Task description: Find every line below with "this" in it and give only how many there are.

Source material:
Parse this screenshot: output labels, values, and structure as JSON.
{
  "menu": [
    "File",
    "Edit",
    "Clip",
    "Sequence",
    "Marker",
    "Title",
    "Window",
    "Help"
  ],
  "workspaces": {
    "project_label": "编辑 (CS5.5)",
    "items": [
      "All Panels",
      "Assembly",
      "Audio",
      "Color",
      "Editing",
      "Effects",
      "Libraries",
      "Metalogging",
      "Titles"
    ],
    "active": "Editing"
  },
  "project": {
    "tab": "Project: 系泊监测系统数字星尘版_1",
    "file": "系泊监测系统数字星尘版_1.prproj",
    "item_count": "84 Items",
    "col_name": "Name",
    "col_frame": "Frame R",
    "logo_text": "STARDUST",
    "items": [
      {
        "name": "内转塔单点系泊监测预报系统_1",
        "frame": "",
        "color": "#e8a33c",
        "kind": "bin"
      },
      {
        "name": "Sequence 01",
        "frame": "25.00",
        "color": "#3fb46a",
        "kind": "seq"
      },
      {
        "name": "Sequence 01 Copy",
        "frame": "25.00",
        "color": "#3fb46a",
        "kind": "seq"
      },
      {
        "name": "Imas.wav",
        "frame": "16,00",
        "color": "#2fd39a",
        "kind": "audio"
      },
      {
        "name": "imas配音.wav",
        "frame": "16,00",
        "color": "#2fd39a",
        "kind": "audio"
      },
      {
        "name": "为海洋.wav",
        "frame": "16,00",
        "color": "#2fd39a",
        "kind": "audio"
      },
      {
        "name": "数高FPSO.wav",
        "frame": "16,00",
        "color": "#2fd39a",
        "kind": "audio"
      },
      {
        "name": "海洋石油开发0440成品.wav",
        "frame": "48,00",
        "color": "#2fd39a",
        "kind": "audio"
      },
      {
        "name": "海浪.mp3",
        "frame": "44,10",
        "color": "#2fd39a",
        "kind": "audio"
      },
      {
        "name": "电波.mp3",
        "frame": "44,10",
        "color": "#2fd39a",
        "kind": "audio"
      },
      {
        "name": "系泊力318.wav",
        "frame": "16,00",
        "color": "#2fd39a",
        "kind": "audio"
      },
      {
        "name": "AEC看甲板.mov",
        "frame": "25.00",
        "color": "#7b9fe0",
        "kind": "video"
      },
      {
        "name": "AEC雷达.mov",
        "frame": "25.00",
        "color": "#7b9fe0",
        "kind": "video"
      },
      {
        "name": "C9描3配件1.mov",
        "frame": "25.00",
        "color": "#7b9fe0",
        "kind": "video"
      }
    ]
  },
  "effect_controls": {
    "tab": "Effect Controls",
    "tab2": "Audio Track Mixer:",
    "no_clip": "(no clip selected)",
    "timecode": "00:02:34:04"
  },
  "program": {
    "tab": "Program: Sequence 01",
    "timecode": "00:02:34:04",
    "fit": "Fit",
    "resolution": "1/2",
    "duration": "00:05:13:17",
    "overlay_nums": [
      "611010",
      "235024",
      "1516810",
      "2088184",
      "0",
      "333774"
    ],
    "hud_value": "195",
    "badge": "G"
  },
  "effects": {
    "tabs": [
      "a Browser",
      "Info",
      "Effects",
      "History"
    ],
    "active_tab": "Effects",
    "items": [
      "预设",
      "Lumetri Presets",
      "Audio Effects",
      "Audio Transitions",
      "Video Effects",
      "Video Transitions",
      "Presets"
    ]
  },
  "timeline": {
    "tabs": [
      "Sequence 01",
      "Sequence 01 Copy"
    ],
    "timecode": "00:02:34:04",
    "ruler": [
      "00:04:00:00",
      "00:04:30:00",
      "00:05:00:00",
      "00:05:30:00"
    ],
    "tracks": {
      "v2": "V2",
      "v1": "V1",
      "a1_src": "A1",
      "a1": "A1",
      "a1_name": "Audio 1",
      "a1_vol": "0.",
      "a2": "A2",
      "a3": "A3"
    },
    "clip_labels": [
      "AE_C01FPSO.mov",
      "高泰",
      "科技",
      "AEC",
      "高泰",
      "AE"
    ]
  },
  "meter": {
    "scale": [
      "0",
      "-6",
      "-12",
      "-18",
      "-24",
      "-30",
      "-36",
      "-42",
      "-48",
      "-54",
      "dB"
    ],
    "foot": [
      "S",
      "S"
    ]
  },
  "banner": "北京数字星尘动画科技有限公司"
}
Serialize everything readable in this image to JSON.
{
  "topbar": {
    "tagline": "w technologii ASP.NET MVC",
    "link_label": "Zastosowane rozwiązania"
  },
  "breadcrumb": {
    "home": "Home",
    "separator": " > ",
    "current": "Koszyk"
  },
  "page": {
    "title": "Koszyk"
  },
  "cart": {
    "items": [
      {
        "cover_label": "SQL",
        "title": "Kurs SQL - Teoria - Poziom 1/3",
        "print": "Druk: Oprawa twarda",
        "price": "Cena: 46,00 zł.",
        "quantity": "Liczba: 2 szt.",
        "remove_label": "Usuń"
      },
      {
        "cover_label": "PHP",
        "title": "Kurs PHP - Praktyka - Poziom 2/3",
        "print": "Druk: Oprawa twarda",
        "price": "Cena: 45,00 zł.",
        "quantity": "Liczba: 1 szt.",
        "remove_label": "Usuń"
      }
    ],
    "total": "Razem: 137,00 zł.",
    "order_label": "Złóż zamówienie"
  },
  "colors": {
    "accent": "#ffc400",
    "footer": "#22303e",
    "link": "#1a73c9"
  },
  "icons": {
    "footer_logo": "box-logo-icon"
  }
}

Solution below: 2